§ Source records
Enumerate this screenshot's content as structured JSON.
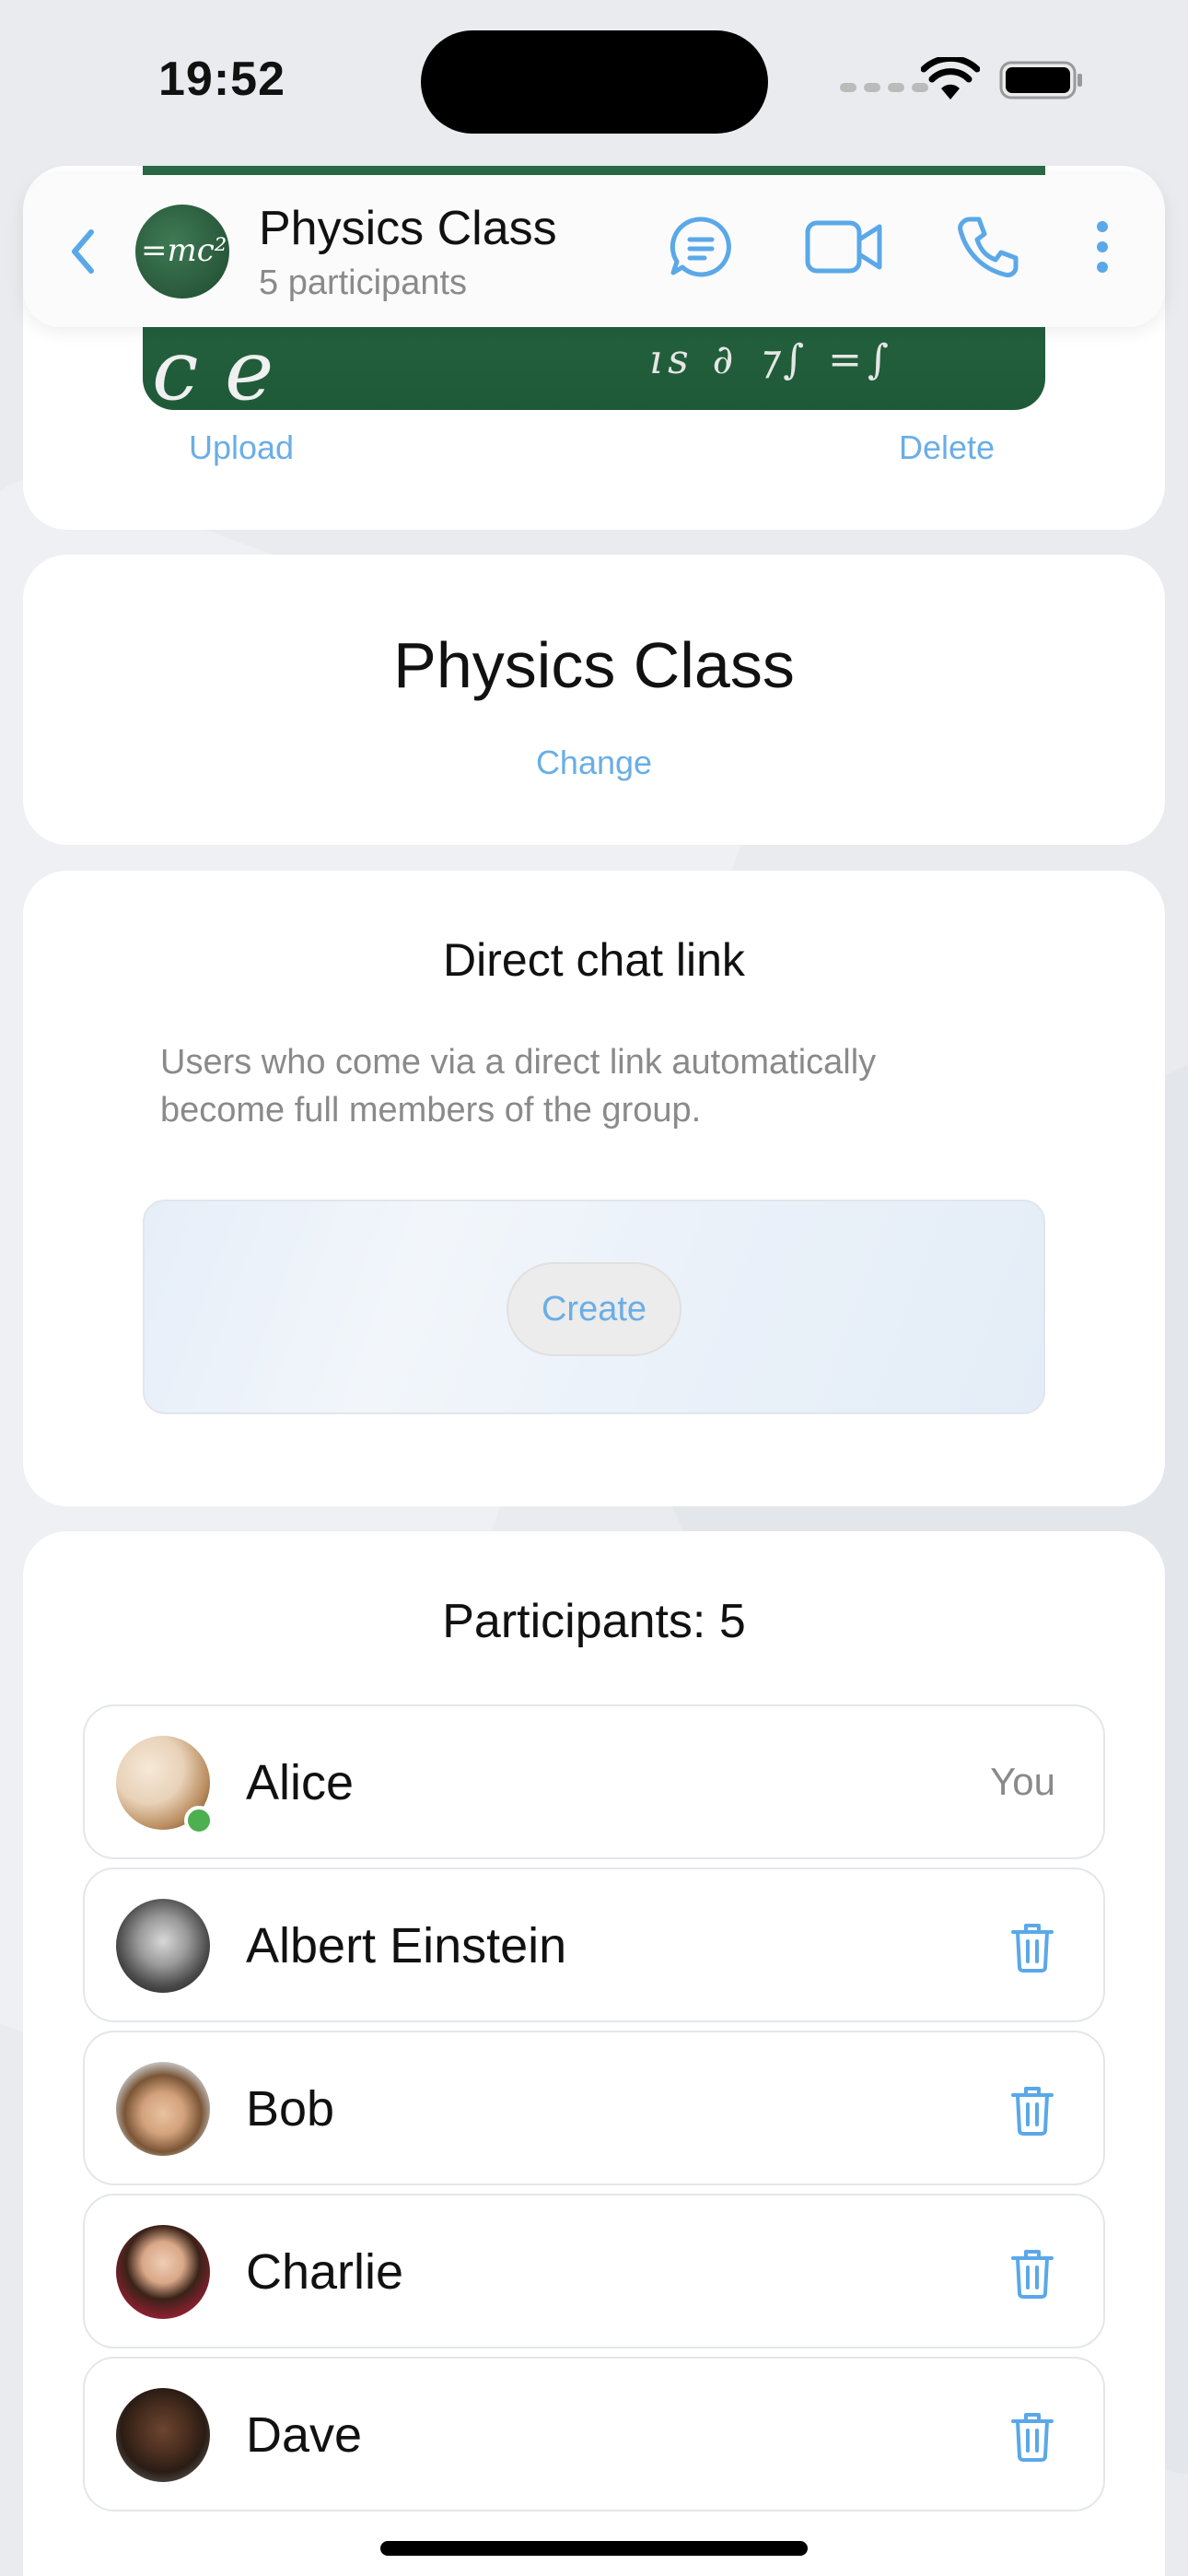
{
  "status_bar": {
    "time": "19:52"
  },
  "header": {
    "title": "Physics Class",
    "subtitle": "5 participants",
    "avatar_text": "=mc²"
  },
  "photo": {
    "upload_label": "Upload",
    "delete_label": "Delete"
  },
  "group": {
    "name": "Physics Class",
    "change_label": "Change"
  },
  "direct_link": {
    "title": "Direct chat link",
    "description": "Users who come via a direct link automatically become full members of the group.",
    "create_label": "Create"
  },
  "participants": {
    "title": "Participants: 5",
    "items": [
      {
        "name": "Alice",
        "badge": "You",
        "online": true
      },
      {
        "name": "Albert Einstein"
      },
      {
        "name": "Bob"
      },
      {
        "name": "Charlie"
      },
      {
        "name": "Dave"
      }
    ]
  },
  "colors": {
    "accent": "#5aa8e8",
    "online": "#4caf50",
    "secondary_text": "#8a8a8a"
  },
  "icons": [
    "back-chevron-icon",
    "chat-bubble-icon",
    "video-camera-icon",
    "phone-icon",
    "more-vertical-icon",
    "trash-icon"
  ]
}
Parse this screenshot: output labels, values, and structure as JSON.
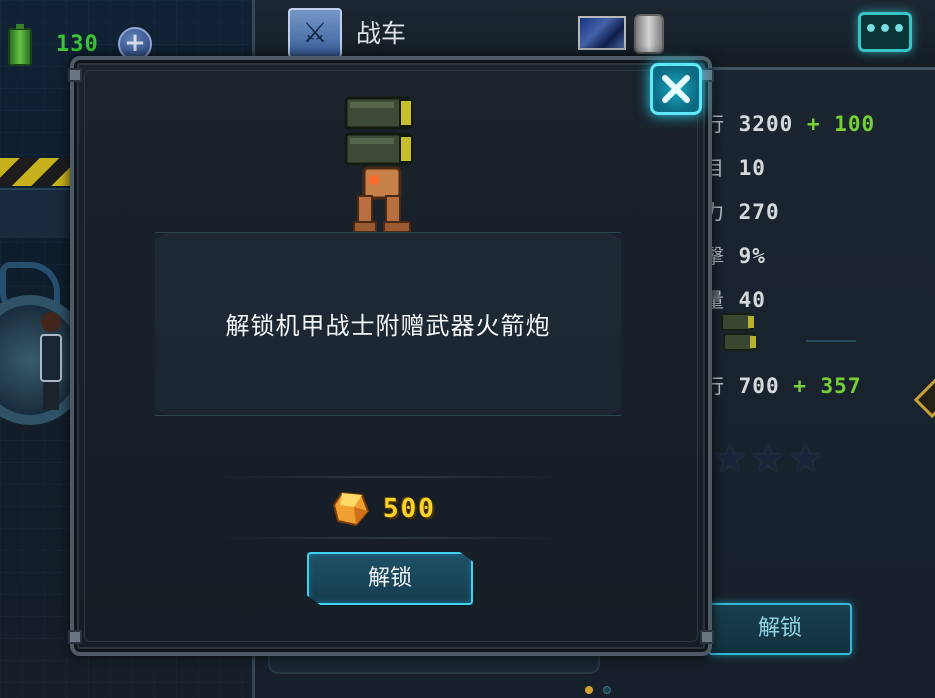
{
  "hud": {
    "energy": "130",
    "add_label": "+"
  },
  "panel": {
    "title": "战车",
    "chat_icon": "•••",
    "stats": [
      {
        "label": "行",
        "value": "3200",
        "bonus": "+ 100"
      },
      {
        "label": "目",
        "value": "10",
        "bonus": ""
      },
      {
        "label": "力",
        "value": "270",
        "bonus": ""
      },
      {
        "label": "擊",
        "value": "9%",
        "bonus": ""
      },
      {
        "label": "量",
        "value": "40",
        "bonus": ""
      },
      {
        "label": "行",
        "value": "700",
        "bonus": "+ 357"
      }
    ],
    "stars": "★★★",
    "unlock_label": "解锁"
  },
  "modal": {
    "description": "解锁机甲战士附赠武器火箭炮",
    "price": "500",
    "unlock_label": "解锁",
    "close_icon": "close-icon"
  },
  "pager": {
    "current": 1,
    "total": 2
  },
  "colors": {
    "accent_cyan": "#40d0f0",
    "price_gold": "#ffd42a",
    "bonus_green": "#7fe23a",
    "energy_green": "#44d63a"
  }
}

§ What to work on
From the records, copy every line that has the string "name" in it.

§ Your solution
    "name": "Physics Class",
        "name": "Alice",
        "name": "Albert Einstein"
        "name": "Bob"
        "name": "Charlie"
        "name": "Dave"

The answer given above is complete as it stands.